Greetings from Orodara!!!
I have been meaning to put up other blog all about the loveliness of Orodara and my life here but haven’t had ample time to think of what to say. But now I have so here goes.
On the last blog I gave a picture tour of my house and that is about it for information on Orodara, so this time I thought I run through what is awesome about Orodara and what I have been doing for my third year so far.
Right near my house is a boutique (tiny store) that has bread, eggs, somewhat cold sodas, and many other food amenities. It is run by a really nice family, the dad speaks French so that is nice and the mom doesn’t so that is fun for both of us (really! it is fun trying to understand each other, resorting to hand motions and then laughing and shaking our heads when it’s all over)
Also right near that boutique is a kiosk that sells sandwiches in the morning, depending on what’s in season; there is avocado, cucumbers, peas, ground mutton (? Who really know what meat that is) and so on. The pea ones are really good and easy if I don’t feel like making something for breakfast.
As we head down the road towards town there are number of kiosks that I can print documents at for 100 cfa a page (cheap), which is great because I always need to print stuff for my job activities.
A little ways pass that is a group of ladies, who sell fruits and veggies and have avocados when in season (one of two ladies with the magical ability to get them).
After that you’re pretty much “in town”, which houses the following:
- My site mate, Natalie!
- The big food store (i.e. He has toilet paper, cookies, cold sodas, flour, and assorted other things)
- The marche (veggies, pagne, plastic stuff, whatnots)
- The two official bus company stations that go to Bobo and beyond
- All the bush taxi that go to Bobo as well and everywhere else around Orodara
- A wonderful tailor, who has made me a number of things that have worked out really well
- A bar with really cold beer (almost magically cold beers, if that is possible)
- Ecobank (money!)
After those sites, if you keep following the one road that is Orodara, you get to the CMA or Centre Médicale avec Antenne chirurgical or Medical Center with a surgical antenna.
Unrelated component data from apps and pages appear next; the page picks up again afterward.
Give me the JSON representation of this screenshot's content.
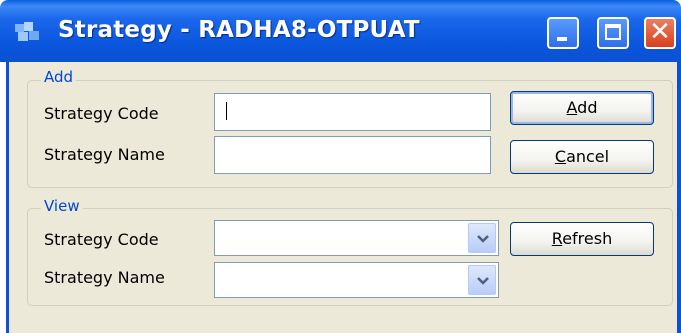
{
  "window": {
    "title": "Strategy - RADHA8-OTPUAT",
    "controls": {
      "minimize_icon": "minimize-icon",
      "maximize_icon": "maximize-icon",
      "close_glyph": "✕"
    },
    "colors": {
      "titlebar": "#0b51d2",
      "legend": "#0046d5",
      "client": "#ece9d8"
    }
  },
  "add_group": {
    "legend": "Add",
    "code_label": "Strategy Code",
    "name_label": "Strategy Name",
    "code_value": "",
    "name_value": "",
    "add_button": {
      "accel": "A",
      "rest": "dd"
    },
    "cancel_button": {
      "accel": "C",
      "rest": "ancel"
    }
  },
  "view_group": {
    "legend": "View",
    "code_label": "Strategy Code",
    "name_label": "Strategy Name",
    "code_selected": "",
    "name_selected": "",
    "refresh_button": {
      "accel": "R",
      "rest": "efresh"
    }
  }
}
So basically think of a walled complex with lots of different buildings, all of which are different medical services. For example, I work at the pediatric building, which is next to general medicine, the laboratory, and administration.
At pediatrics, there is a head doctor, 2 or 3 other doctors, 3 or so nurse who all rotate. I work with a village mid wife, who oversees the CREN program, which is for malnourished babies and toddlers.
So far I have helped set up morning talks about nutrition and hygiene. The mid wife, Siata, does all the talking based off an information sheet I gave her. Most of the moms only speak Jula (the local language) and not French. I spend my mornings there hanging out with the moms and playing with the babies who aren’t afraid of me (some of them are, pale skin and all).
And that is a brief Orodara tour and work over view. I hope you have enjoyed the info. As a side note, or big note, I’ll be in the states December 2nd!!!!!!!!!!!!!! Exactly 17 days until I’m in Pittsburgh at the airport!!!!!!!